DATA SHOWN Block Start

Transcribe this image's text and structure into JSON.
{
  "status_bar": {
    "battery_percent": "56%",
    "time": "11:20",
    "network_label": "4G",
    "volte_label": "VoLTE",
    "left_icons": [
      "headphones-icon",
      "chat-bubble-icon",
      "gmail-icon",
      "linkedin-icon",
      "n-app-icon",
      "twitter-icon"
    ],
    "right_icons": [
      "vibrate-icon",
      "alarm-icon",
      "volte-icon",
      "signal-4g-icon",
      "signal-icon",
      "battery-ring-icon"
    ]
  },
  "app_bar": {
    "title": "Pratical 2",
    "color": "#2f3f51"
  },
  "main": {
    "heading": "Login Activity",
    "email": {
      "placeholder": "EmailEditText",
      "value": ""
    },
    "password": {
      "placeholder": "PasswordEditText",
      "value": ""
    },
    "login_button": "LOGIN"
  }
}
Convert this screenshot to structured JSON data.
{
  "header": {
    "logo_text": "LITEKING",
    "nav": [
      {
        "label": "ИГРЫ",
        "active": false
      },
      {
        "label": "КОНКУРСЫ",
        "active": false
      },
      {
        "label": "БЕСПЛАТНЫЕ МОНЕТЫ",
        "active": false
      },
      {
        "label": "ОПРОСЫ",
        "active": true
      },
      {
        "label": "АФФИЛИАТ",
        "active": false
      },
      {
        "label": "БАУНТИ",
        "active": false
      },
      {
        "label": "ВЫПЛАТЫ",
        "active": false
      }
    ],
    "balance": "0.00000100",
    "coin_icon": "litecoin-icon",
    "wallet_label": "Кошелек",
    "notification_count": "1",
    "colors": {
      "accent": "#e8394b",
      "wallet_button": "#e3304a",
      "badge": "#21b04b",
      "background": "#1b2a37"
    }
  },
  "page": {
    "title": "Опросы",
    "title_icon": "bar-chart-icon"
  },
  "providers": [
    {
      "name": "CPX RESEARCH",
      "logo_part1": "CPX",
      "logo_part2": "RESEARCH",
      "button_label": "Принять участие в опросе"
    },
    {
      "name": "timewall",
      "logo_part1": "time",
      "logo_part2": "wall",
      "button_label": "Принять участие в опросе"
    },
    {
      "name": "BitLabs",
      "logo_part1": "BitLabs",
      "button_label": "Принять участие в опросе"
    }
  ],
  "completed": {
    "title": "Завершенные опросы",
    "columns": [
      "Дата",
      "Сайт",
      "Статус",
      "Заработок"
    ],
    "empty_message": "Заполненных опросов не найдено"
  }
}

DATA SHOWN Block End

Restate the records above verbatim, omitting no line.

▶ **RESULT BELOW**
Transcribe this image's text and structure into JSON.
{
  "status_bar": {
    "battery_percent": "56%",
    "time": "11:20",
    "network_label": "4G",
    "volte_label": "VoLTE",
    "left_icons": [
      "headphones-icon",
      "chat-bubble-icon",
      "gmail-icon",
      "linkedin-icon",
      "n-app-icon",
      "twitter-icon"
    ],
    "right_icons": [
      "vibrate-icon",
      "alarm-icon",
      "volte-icon",
      "signal-4g-icon",
      "signal-icon",
      "battery-ring-icon"
    ]
  },
  "app_bar": {
    "title": "Pratical 2",
    "color": "#2f3f51"
  },
  "main": {
    "heading": "Login Activity",
    "email": {
      "placeholder": "EmailEditText",
      "value": ""
    },
    "password": {
      "placeholder": "PasswordEditText",
      "value": ""
    },
    "login_button": "LOGIN"
  }
}
Convert this screenshot to structured JSON data.
{
  "header": {
    "logo_text": "LITEKING",
    "nav": [
      {
        "label": "ИГРЫ",
        "active": false
      },
      {
        "label": "КОНКУРСЫ",
        "active": false
      },
      {
        "label": "БЕСПЛАТНЫЕ МОНЕТЫ",
        "active": false
      },
      {
        "label": "ОПРОСЫ",
        "active": true
      },
      {
        "label": "АФФИЛИАТ",
        "active": false
      },
      {
        "label": "БАУНТИ",
        "active": false
      },
      {
        "label": "ВЫПЛАТЫ",
        "active": false
      }
    ],
    "balance": "0.00000100",
    "coin_icon": "litecoin-icon",
    "wallet_label": "Кошелек",
    "notification_count": "1",
    "colors": {
      "accent": "#e8394b",
      "wallet_button": "#e3304a",
      "badge": "#21b04b",
      "background": "#1b2a37"
    }
  },
  "page": {
    "title": "Опросы",
    "title_icon": "bar-chart-icon"
  },
  "providers": [
    {
      "name": "CPX RESEARCH",
      "logo_part1": "CPX",
      "logo_part2": "RESEARCH",
      "button_label": "Принять участие в опросе"
    },
    {
      "name": "timewall",
      "logo_part1": "time",
      "logo_part2": "wall",
      "button_label": "Принять участие в опросе"
    },
    {
      "name": "BitLabs",
      "logo_part1": "BitLabs",
      "button_label": "Принять участие в опросе"
    }
  ],
  "completed": {
    "title": "Завершенные опросы",
    "columns": [
      "Дата",
      "Сайт",
      "Статус",
      "Заработок"
    ],
    "empty_message": "Заполненных опросов не найдено"
  }
}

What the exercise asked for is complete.